Top of SUPPLIED ENTRIES
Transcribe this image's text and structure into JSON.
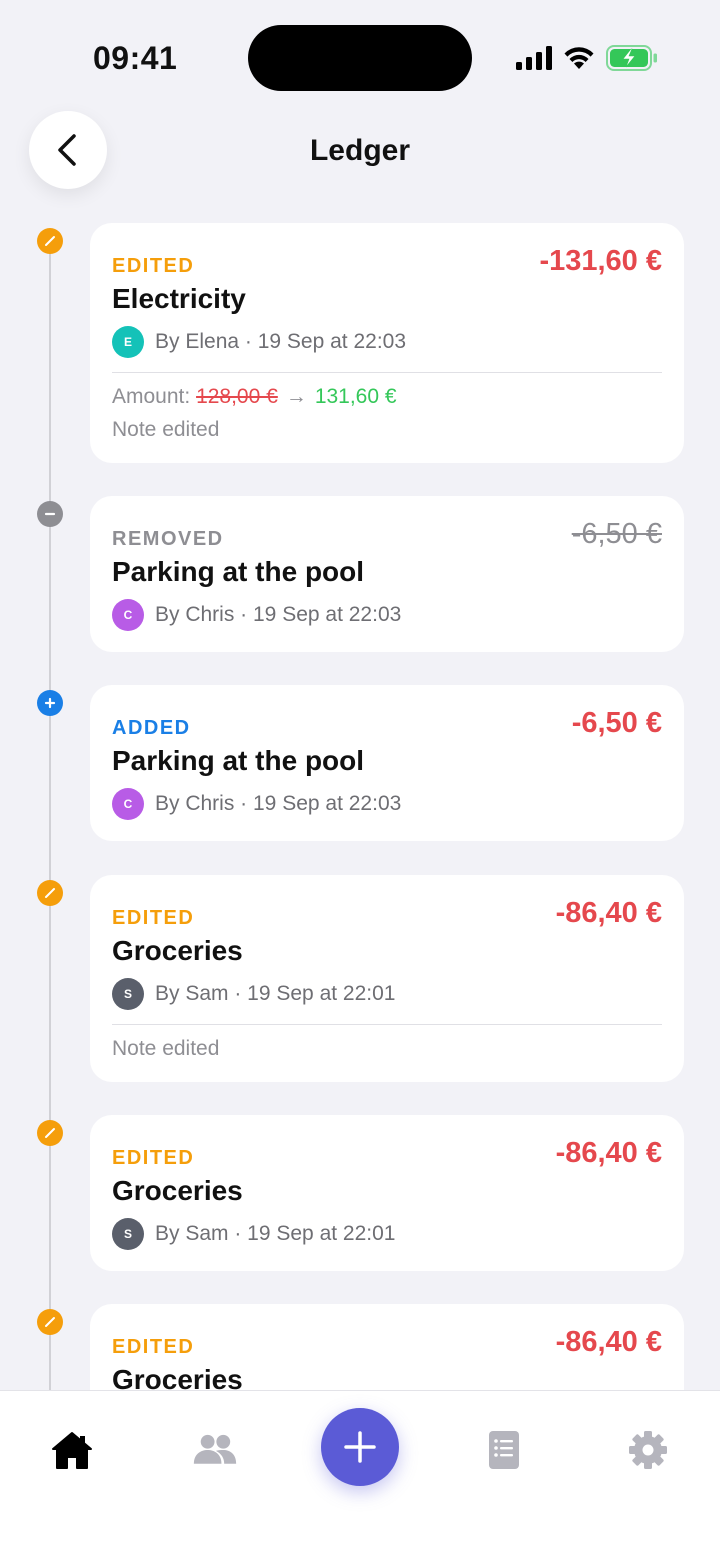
{
  "status_bar": {
    "time": "09:41"
  },
  "header": {
    "title": "Ledger"
  },
  "entries": [
    {
      "tag": "EDITED",
      "name": "Electricity",
      "amount": "-131,60 €",
      "avatar_letter": "E",
      "meta": "By Elena · 19 Sep at 22:03",
      "amount_label": "Amount:",
      "old_amount": "128,00 €",
      "new_amount": "131,60 €",
      "arrow": "→",
      "note": "Note edited"
    },
    {
      "tag": "REMOVED",
      "name": "Parking at the pool",
      "amount": "-6,50 €",
      "avatar_letter": "C",
      "meta": "By Chris · 19 Sep at 22:03"
    },
    {
      "tag": "ADDED",
      "name": "Parking at the pool",
      "amount": "-6,50 €",
      "avatar_letter": "C",
      "meta": "By Chris · 19 Sep at 22:03"
    },
    {
      "tag": "EDITED",
      "name": "Groceries",
      "amount": "-86,40 €",
      "avatar_letter": "S",
      "meta": "By Sam · 19 Sep at 22:01",
      "note": "Note edited"
    },
    {
      "tag": "EDITED",
      "name": "Groceries",
      "amount": "-86,40 €",
      "avatar_letter": "S",
      "meta": "By Sam · 19 Sep at 22:01"
    },
    {
      "tag": "EDITED",
      "name": "Groceries",
      "amount": "-86,40 €"
    }
  ],
  "colors": {
    "edited": "#f59e0b",
    "removed": "#8e8e93",
    "added": "#1a7fe6",
    "negative": "#e5484d",
    "positive": "#34c759",
    "accent": "#5b5bd6",
    "avatar_elena": "#14c2b8",
    "avatar_chris": "#b85ce6",
    "avatar_sam": "#5a5f6b"
  },
  "tab_bar": {
    "items": [
      "home-icon",
      "people-icon",
      "add-icon",
      "list-icon",
      "gear-icon"
    ]
  }
}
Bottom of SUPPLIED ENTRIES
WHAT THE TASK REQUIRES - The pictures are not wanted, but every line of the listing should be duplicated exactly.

EXERCISE RESPONSE -
Transcribe this image's text and structure into JSON.
{
  "status_bar": {
    "time": "09:41"
  },
  "header": {
    "title": "Ledger"
  },
  "entries": [
    {
      "tag": "EDITED",
      "name": "Electricity",
      "amount": "-131,60 €",
      "avatar_letter": "E",
      "meta": "By Elena · 19 Sep at 22:03",
      "amount_label": "Amount:",
      "old_amount": "128,00 €",
      "new_amount": "131,60 €",
      "arrow": "→",
      "note": "Note edited"
    },
    {
      "tag": "REMOVED",
      "name": "Parking at the pool",
      "amount": "-6,50 €",
      "avatar_letter": "C",
      "meta": "By Chris · 19 Sep at 22:03"
    },
    {
      "tag": "ADDED",
      "name": "Parking at the pool",
      "amount": "-6,50 €",
      "avatar_letter": "C",
      "meta": "By Chris · 19 Sep at 22:03"
    },
    {
      "tag": "EDITED",
      "name": "Groceries",
      "amount": "-86,40 €",
      "avatar_letter": "S",
      "meta": "By Sam · 19 Sep at 22:01",
      "note": "Note edited"
    },
    {
      "tag": "EDITED",
      "name": "Groceries",
      "amount": "-86,40 €",
      "avatar_letter": "S",
      "meta": "By Sam · 19 Sep at 22:01"
    },
    {
      "tag": "EDITED",
      "name": "Groceries",
      "amount": "-86,40 €"
    }
  ],
  "colors": {
    "edited": "#f59e0b",
    "removed": "#8e8e93",
    "added": "#1a7fe6",
    "negative": "#e5484d",
    "positive": "#34c759",
    "accent": "#5b5bd6",
    "avatar_elena": "#14c2b8",
    "avatar_chris": "#b85ce6",
    "avatar_sam": "#5a5f6b"
  },
  "tab_bar": {
    "items": [
      "home-icon",
      "people-icon",
      "add-icon",
      "list-icon",
      "gear-icon"
    ]
  }
}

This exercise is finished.